Free Speech Debate
Free Speech Debate is a global, multilingual website based at the University of Oxford, UK, for the discussion of freedom of expression in the age of the Internet and mass migration.
Ten draft principles for global free speech are laid out, together with explanations and case studies – all for debate. Prominent figures from diverse cultures, faiths and political tendencies are interviewed and asked to comment through video, audio and text.
Individual users from across the world are strongly encouraged to take part in the online discussion. They can propose new case studies and suggest revised or entirely new principles. The project is programmatically dedicated to taking the free speech debate beyond the west and global north, into the east and south.
The entire editorial content is translated into 13 languages, covering more than 80 percent of the world’s internet users, by native-speakers of those languages. The website is actively moderated by, and the original content generated by, an international team at Oxford University, working under the leadership of historian and journalist Timothy Garton Ash.
The legal regulation of historical discourse poses significant risks. But there are two, exceptional cases in which memory laws protect free speech, argue Grażyna Baranowska and Anna Wójcik.
Even the mainstreams of democratic societies are vulnerable to destructive and dangerous sentiments in the midst of crisis, writes Jonathan Leader Maynard. But with radicalising calls to extremism at the forefront of public debate, what impact might speech have on violent behaviour?
Self-censorship is even more harmful than censorship by the state, argues British writer and philosopher Roger Scruton, for it shuts down conversation completely. The damage done to public discussion of the most pressing issues of the day can be seen on both sides of the Atlantic.
On US net neutrality
Given its global impact on the free speech rights of citizens versus those of corporations, the regulation of the Internet cannot be left to chance, writes Dana Polatin-Reuben. Hence the importance of recent efforts by the US Federal Communications Commission to effect net neutrality.
Claiming free speech as a “Republican”, “French” or “western” value by conjuring a mythical pantheon of canonical Enlightenment figures will not help us build more inclusive societies. So says Arthur Asseraf, in reconsidering France’s track record as a beacon of press freedom.

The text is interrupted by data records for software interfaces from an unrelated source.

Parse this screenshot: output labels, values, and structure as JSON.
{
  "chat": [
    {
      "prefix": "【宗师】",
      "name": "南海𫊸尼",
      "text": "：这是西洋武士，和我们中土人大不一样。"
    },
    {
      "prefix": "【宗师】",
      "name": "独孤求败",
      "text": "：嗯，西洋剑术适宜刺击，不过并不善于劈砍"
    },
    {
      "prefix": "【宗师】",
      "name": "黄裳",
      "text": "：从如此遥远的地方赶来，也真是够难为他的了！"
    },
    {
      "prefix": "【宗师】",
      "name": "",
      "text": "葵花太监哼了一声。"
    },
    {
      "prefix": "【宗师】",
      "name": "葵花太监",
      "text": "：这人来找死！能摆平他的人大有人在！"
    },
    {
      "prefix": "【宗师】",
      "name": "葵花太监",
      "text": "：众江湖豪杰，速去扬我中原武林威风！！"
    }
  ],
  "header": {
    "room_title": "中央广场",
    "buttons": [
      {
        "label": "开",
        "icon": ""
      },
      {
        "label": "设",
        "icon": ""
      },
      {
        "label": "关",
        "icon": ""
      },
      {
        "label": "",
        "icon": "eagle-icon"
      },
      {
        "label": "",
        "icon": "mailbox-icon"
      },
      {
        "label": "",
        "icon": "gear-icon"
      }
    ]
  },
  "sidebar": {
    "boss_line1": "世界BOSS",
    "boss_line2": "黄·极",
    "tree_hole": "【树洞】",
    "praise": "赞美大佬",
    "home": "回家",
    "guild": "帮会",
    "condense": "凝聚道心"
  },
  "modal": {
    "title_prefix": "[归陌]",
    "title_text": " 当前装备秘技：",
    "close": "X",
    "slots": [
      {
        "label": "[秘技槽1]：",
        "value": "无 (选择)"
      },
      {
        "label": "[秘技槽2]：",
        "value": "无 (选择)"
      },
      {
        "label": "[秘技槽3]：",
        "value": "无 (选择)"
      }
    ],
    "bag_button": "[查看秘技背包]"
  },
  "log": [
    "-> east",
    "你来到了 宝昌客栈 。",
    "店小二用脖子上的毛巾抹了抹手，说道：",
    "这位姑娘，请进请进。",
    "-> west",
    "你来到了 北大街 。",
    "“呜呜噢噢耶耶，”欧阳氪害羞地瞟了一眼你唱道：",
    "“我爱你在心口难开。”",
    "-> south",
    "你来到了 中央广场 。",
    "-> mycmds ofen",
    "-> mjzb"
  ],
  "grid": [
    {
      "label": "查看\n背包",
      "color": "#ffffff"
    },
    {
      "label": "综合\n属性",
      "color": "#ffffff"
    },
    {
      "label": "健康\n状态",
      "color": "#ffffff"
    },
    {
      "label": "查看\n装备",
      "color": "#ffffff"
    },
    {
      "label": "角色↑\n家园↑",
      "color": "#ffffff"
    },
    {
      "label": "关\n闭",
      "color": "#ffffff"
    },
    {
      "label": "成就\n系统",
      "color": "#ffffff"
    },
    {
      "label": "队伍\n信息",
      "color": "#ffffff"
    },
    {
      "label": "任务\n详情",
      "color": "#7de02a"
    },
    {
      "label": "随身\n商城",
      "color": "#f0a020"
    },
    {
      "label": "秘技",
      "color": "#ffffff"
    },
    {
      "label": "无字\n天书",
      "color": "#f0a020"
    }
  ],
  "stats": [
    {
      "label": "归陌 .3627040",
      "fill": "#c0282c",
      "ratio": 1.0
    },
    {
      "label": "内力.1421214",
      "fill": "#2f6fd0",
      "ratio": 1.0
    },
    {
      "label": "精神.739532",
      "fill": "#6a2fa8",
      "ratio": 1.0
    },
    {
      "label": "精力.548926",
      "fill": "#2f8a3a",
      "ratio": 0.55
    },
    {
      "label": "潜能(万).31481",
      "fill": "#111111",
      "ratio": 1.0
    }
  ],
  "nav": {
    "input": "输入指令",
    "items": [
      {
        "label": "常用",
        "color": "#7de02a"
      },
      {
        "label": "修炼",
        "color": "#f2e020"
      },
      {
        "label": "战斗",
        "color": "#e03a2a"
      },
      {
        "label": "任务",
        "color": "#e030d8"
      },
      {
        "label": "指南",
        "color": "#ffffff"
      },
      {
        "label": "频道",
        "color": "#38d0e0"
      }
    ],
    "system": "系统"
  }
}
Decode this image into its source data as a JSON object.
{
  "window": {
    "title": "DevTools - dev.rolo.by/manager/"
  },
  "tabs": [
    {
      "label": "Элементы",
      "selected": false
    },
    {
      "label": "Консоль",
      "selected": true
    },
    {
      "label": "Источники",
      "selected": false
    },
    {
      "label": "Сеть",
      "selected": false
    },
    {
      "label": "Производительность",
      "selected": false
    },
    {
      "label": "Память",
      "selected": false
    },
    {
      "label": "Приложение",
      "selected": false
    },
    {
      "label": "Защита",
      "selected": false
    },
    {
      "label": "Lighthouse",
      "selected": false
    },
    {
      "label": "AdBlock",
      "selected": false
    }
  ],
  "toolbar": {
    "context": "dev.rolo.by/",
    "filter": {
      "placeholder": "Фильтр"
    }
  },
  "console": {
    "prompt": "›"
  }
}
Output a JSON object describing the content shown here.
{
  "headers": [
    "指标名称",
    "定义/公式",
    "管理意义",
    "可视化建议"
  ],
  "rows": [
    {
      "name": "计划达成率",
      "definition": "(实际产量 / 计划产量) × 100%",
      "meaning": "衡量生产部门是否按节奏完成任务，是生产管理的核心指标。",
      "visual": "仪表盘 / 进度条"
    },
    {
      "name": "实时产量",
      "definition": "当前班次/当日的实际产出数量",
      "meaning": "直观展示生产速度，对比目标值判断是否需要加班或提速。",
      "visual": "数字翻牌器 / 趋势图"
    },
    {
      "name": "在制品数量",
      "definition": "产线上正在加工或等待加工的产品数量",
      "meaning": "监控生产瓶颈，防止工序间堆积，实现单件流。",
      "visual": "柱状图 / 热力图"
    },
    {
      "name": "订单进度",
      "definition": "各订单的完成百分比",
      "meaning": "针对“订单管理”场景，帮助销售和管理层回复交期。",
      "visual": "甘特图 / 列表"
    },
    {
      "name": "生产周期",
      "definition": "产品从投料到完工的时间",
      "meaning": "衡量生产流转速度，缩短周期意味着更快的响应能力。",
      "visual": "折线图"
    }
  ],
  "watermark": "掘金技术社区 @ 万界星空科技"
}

To some, writes Sebastian Huempfer, a republication of Hitler’s “Mein Kampf” symbolizes a triumph of liberty over hatred. To others, it demonstrates how much forbearance liberal democracies demand from their most vulnerable citizens and how much space they give to their own enemies.
The devout cannot have it both ways, writes Ian McEwan. Free speech is hard, it’s noisy and bruising sometimes, but the only alternative when so many world-views must cohabit is intimidation, violence and bitter conflict between communities.
Despite evidence that western companies sell surveillance software to repressive regimes like Egypt, there have been few attempts to restrict the export of such technologies. After all, the cyber surveillance industry is big business, writes Max Gallien.
Rejecting the classical liberal defences of free speech, Eric Heinze insists that the strongest case for free speech is grounded on specifically democratic principles. And that hate speech bans can never claim a legitimate role in fully fledged democracies.
Free speech in post-revolutionary Tunisia
Disputing the limits of free speech has played a defining role in Tunisia’s transition to democracy since the country’s first free elections in 2011. But, as Rory McCarthy reveals, there is more to the process than the polarized Islamist-secularist battle it is often presumed to be.
Freedom of speech and association in a digital world
Basic connectivity, defined as the capacity to speak and associate online, should be considered as something approaching a civic entitlement rather than a service available to consumers in the marketplace, argues Robert Reich.
Message from the "heartbeat" city
Ayse Kadioglu reads the protests in Istanbul as a sign that people demand more than representative democracy. Indeed, it is the citizens’ search for participatory democracy that, for the first time in years, may mean Turkey really does become a model in its region.
No closer to the Chinese dream?
The first week of 2013 saw a standoff between editors of the Chinese newspaper “Southern Weekly” and state propaganda authorities over a drastically rewritten new year’s editorial. Timothy Garton Ash introduces English translations of the original and published versions.
Lloyd Newson tackles issues of free speech, Islam and multiculturalism in his recent verbatim theatre production, which combines text drawn from interviews with movement. This is the point of departure for an interview with Maryam Omidi.
“Erinnerungsgesetze” hindern eher als helfen Europäer daran, ihre vielfältige, schwierige Geschichte aufzuarbeiten. Ein Beitrag von Claus Leggewie und Horst Meier.
Memory laws are the wrong way for Europeans to remember and debate their difficult pasts, argues Claus Leggewie and Horst Meier. Europe needs a pluralism of memory policies. That is why 23 August is a good candidate for a truly pan-European day of remembrance.